Research Project: Exploration for Biological Control Agents in East Africa for Guineagrass that Facilitates the Survival of Cattle Fever Ticks in South Texas

Location: Livestock Arthropod Pests Research

Project Number: 3094-32000-039-68-A
Project Type: Cooperative Agreement

Start Date: May 14, 2017
End Date: Sep 30, 2019

Objective:
We propose a survey for new biological control agents of Guineagrass in Kenya to discover potential biological control agents for this pathogenic landscape forming invasive weed that enhances the survival of cattle fever ticks in South Texas. Kenya is the native range of this weed and only limited surveys have been conducted. If new agents are discovered, further research, including full host-range testing will be proposed. Ultimately, new agents will be discovered, tested and released to control this invasive weed and reduce its impacts on South Texas rangelands.

Approach:
Survey for new biological control agents at the Mpala Research Station in Kenya to document the full suite of insects that feed on small Guineagrass.

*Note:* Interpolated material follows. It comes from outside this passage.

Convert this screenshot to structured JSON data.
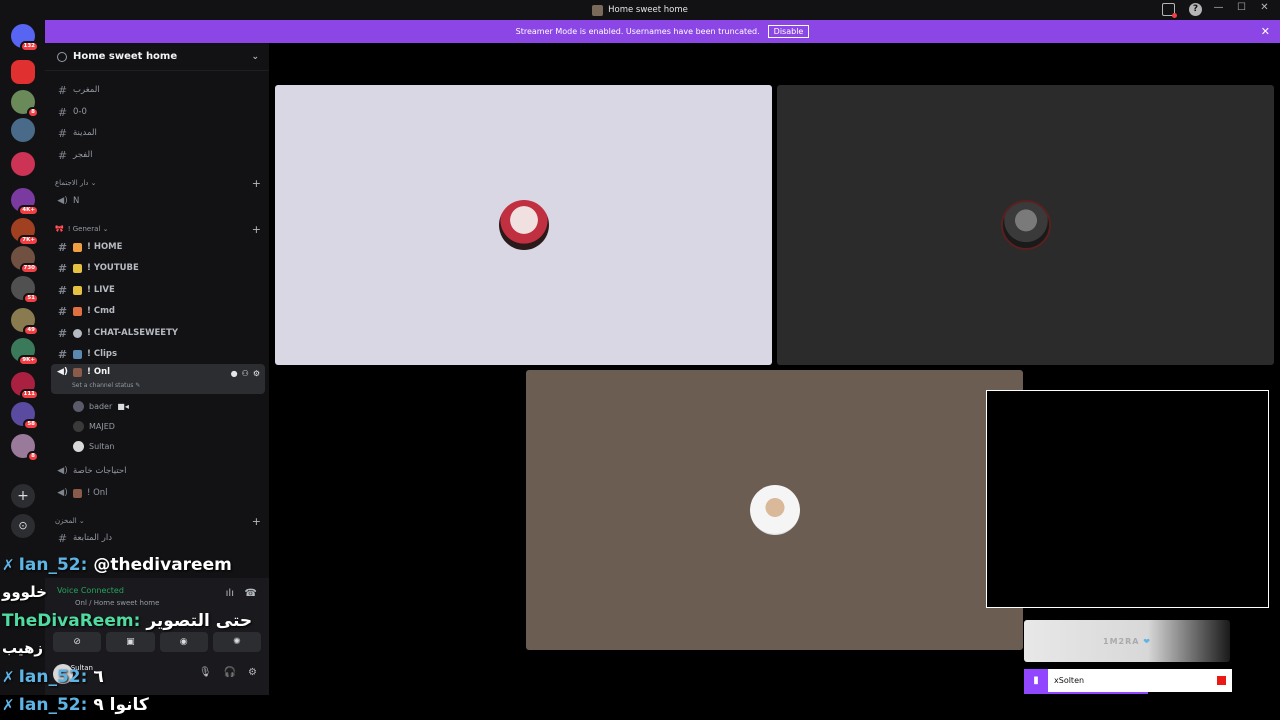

Surveys will be conducted by collaborator and one technician traveling from Italy to Mpala, Kenya, four times per year and spending 7 days in the field conducting surveys. Quarterly surveys will ensure seasonality of insect abundance associated with rainfall is taken into account. Field surveys to be conducted throughout Mpala station and focus on insect herbivores of giant and small Guineagrass and other available Panicum spp. The intensive on-site surveys would focus on all parts of the plant including roots, crown, stems, leaves and seed heads. Insects will be photographed and curated in alcohol for DNA sequencing and classical taxonomy. The information obtained by DNA sequencing of the CO1 mitochondrial gene will be blasted (a process that looks for the closest match of DNA) on GenBank to determine the closest genetic relative. This information can be used to select insects in phylogenetic groups that are known to be specialists and therefore possible biological control agents.